§ Goal of the exercise:
Your copy should match the records exactly, apart from the pictures, which stay out.

Website and app data records:
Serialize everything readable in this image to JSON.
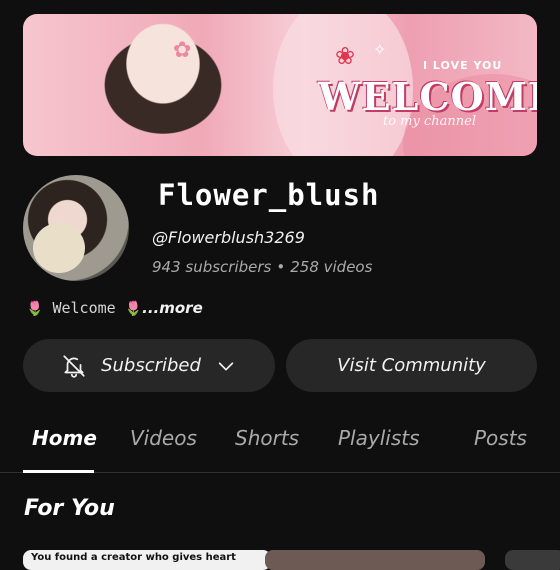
{
  "banner": {
    "welcome_text": "WELCOME",
    "subtitle": "I LOVE YOU",
    "tagline": "to my channel"
  },
  "channel": {
    "name": "Flower_blush",
    "handle": "@Flowerblush3269",
    "subscribers": "943 subscribers",
    "videos": "258 videos",
    "separator": "•",
    "description": "Welcome",
    "more_label": "...more"
  },
  "actions": {
    "subscribed_label": "Subscribed",
    "community_label": "Visit Community"
  },
  "tabs": [
    {
      "label": "Home",
      "active": true
    },
    {
      "label": "Videos",
      "active": false
    },
    {
      "label": "Shorts",
      "active": false
    },
    {
      "label": "Playlists",
      "active": false
    },
    {
      "label": "Posts",
      "active": false
    }
  ],
  "section": {
    "title": "For You"
  },
  "cards": [
    {
      "caption": "You found a creator who gives heart"
    }
  ],
  "colors": {
    "background": "#0f0f0f",
    "button_bg": "#272727",
    "muted_text": "#aaaaaa",
    "banner_pink": "#f0a9b7"
  }
}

§ Reply to the exercise:
Serialize everything readable in this image to JSON.
{
  "banner": {
    "welcome_text": "WELCOME",
    "subtitle": "I LOVE YOU",
    "tagline": "to my channel"
  },
  "channel": {
    "name": "Flower_blush",
    "handle": "@Flowerblush3269",
    "subscribers": "943 subscribers",
    "videos": "258 videos",
    "separator": "•",
    "description": "Welcome",
    "more_label": "...more"
  },
  "actions": {
    "subscribed_label": "Subscribed",
    "community_label": "Visit Community"
  },
  "tabs": [
    {
      "label": "Home",
      "active": true
    },
    {
      "label": "Videos",
      "active": false
    },
    {
      "label": "Shorts",
      "active": false
    },
    {
      "label": "Playlists",
      "active": false
    },
    {
      "label": "Posts",
      "active": false
    }
  ],
  "section": {
    "title": "For You"
  },
  "cards": [
    {
      "caption": "You found a creator who gives heart"
    }
  ],
  "colors": {
    "background": "#0f0f0f",
    "button_bg": "#272727",
    "muted_text": "#aaaaaa",
    "banner_pink": "#f0a9b7"
  }
}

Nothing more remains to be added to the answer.